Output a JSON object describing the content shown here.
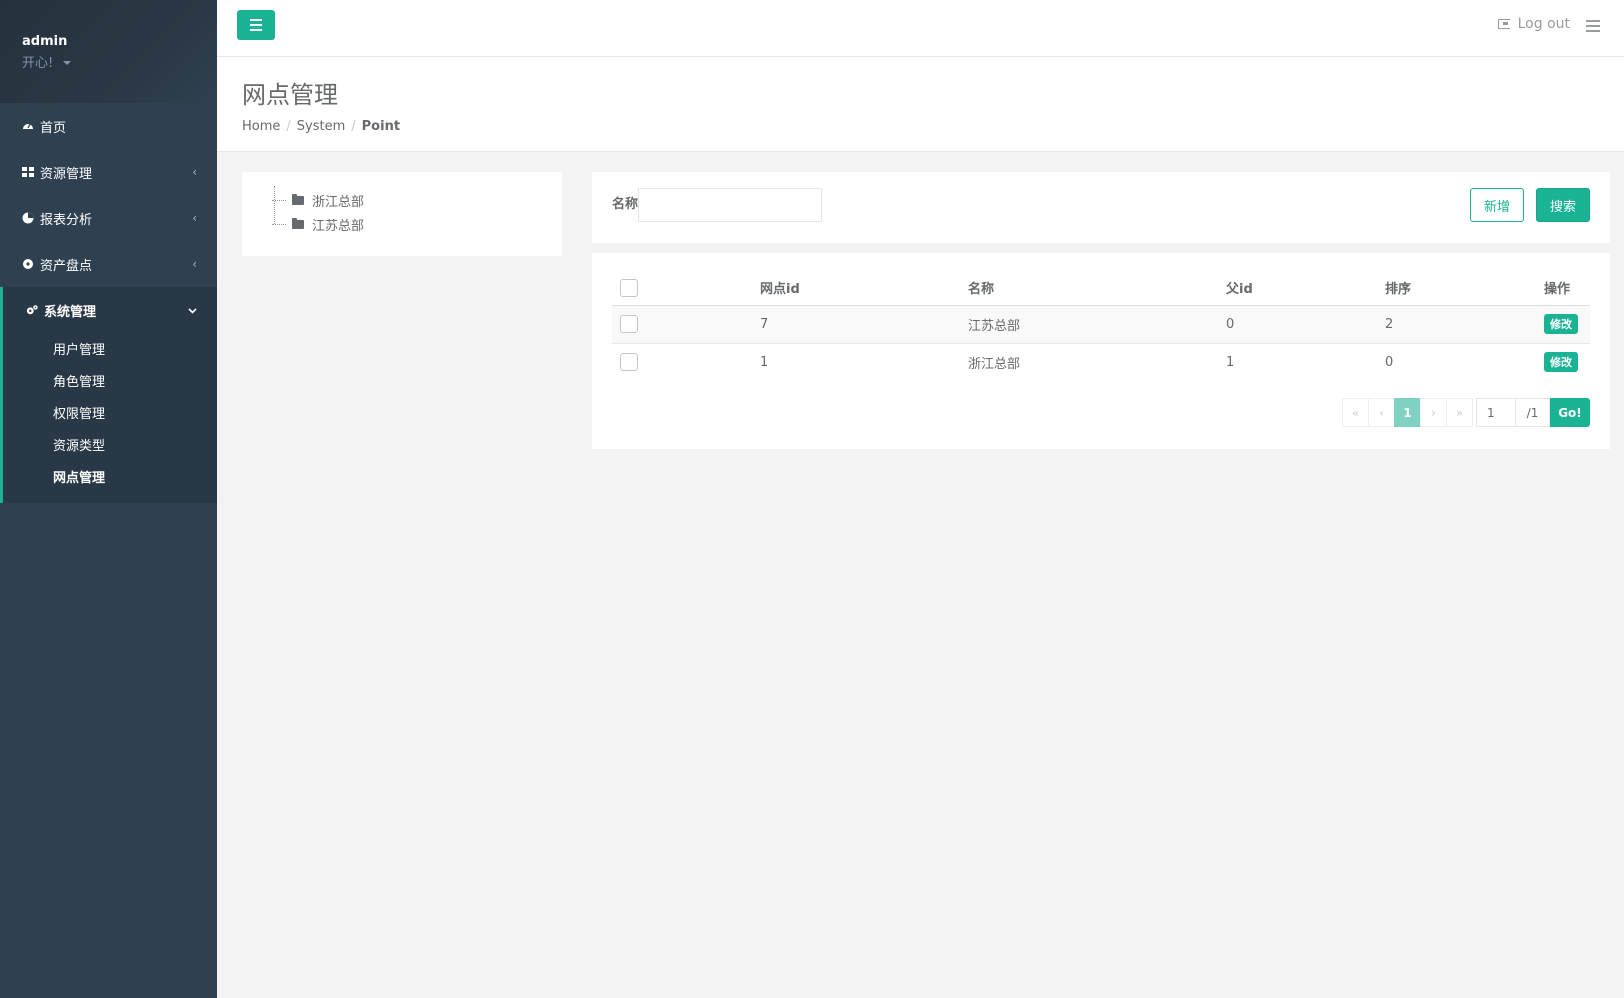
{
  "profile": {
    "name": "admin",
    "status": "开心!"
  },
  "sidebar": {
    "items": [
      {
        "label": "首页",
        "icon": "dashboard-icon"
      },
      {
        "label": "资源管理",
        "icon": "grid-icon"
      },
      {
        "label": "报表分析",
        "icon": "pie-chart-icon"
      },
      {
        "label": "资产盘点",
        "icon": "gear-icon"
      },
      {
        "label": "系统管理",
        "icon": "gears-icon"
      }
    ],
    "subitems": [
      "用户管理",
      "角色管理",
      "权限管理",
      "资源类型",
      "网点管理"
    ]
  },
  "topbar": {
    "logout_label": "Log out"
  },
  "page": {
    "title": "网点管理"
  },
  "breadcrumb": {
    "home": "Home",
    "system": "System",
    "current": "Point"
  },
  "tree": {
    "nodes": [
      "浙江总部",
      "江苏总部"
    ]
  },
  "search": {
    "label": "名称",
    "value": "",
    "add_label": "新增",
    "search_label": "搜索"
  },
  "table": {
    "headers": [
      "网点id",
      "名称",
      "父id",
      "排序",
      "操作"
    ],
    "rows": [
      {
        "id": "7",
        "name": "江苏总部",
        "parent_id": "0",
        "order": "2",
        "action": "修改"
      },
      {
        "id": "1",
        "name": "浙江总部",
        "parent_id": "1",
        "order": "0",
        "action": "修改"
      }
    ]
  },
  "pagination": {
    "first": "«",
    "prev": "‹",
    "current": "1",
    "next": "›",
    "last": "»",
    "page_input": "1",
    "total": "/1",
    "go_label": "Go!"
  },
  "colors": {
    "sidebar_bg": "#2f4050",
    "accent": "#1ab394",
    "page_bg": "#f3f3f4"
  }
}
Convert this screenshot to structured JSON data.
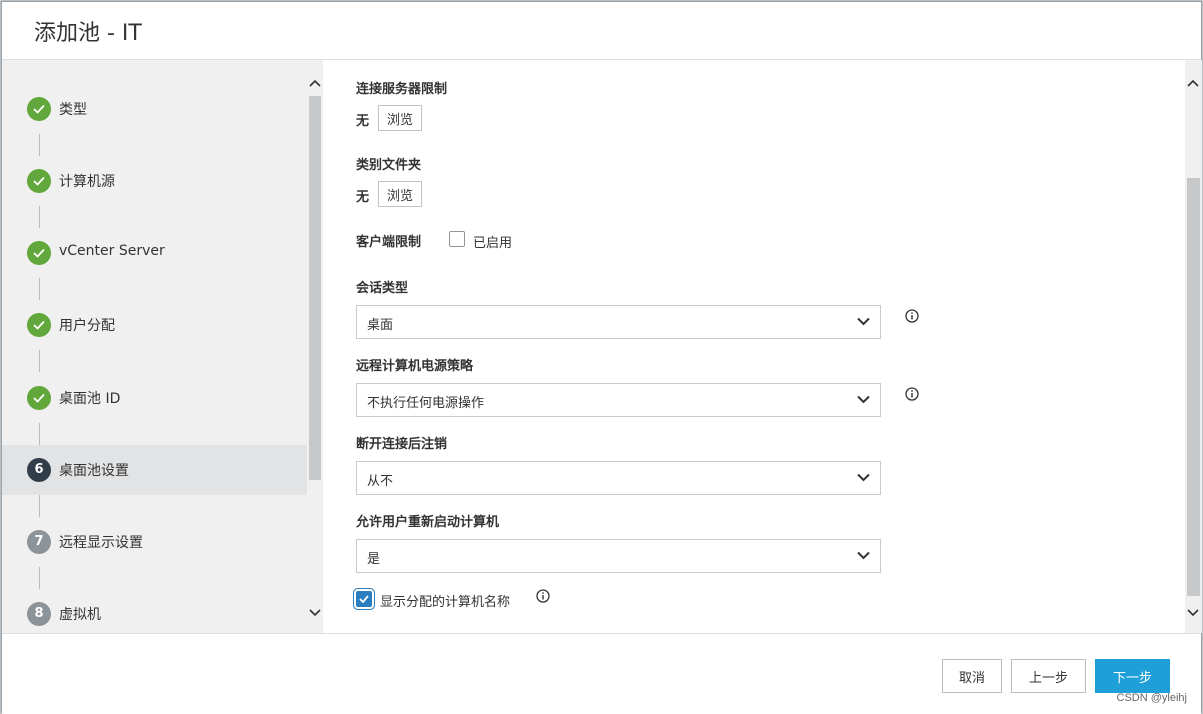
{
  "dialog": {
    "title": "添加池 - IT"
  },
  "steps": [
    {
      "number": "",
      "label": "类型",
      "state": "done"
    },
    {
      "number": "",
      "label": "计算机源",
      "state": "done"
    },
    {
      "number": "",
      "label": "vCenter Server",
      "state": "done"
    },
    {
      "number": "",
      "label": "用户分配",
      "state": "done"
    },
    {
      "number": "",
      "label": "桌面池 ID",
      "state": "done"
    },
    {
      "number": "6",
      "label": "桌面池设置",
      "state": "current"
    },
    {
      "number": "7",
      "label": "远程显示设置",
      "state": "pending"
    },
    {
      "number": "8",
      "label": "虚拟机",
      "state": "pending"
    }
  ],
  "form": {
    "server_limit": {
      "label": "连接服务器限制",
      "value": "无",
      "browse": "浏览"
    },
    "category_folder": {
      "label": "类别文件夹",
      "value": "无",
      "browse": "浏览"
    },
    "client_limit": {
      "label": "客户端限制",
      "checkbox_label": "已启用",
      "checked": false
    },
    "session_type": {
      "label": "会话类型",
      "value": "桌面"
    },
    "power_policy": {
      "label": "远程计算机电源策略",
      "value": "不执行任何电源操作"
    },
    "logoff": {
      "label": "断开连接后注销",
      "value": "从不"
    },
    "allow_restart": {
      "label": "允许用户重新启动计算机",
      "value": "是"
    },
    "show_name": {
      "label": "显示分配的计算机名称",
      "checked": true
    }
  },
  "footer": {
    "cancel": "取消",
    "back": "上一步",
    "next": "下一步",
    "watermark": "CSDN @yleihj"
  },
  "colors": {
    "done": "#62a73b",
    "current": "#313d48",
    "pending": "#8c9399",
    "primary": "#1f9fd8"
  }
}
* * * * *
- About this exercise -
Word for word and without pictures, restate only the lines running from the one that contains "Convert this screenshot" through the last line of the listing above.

- Answer space -
Convert this screenshot to structured JSON data.
{
  "dialog": {
    "title": "添加池 - IT"
  },
  "steps": [
    {
      "number": "",
      "label": "类型",
      "state": "done"
    },
    {
      "number": "",
      "label": "计算机源",
      "state": "done"
    },
    {
      "number": "",
      "label": "vCenter Server",
      "state": "done"
    },
    {
      "number": "",
      "label": "用户分配",
      "state": "done"
    },
    {
      "number": "",
      "label": "桌面池 ID",
      "state": "done"
    },
    {
      "number": "6",
      "label": "桌面池设置",
      "state": "current"
    },
    {
      "number": "7",
      "label": "远程显示设置",
      "state": "pending"
    },
    {
      "number": "8",
      "label": "虚拟机",
      "state": "pending"
    }
  ],
  "form": {
    "server_limit": {
      "label": "连接服务器限制",
      "value": "无",
      "browse": "浏览"
    },
    "category_folder": {
      "label": "类别文件夹",
      "value": "无",
      "browse": "浏览"
    },
    "client_limit": {
      "label": "客户端限制",
      "checkbox_label": "已启用",
      "checked": false
    },
    "session_type": {
      "label": "会话类型",
      "value": "桌面"
    },
    "power_policy": {
      "label": "远程计算机电源策略",
      "value": "不执行任何电源操作"
    },
    "logoff": {
      "label": "断开连接后注销",
      "value": "从不"
    },
    "allow_restart": {
      "label": "允许用户重新启动计算机",
      "value": "是"
    },
    "show_name": {
      "label": "显示分配的计算机名称",
      "checked": true
    }
  },
  "footer": {
    "cancel": "取消",
    "back": "上一步",
    "next": "下一步",
    "watermark": "CSDN @yleihj"
  },
  "colors": {
    "done": "#62a73b",
    "current": "#313d48",
    "pending": "#8c9399",
    "primary": "#1f9fd8"
  }
}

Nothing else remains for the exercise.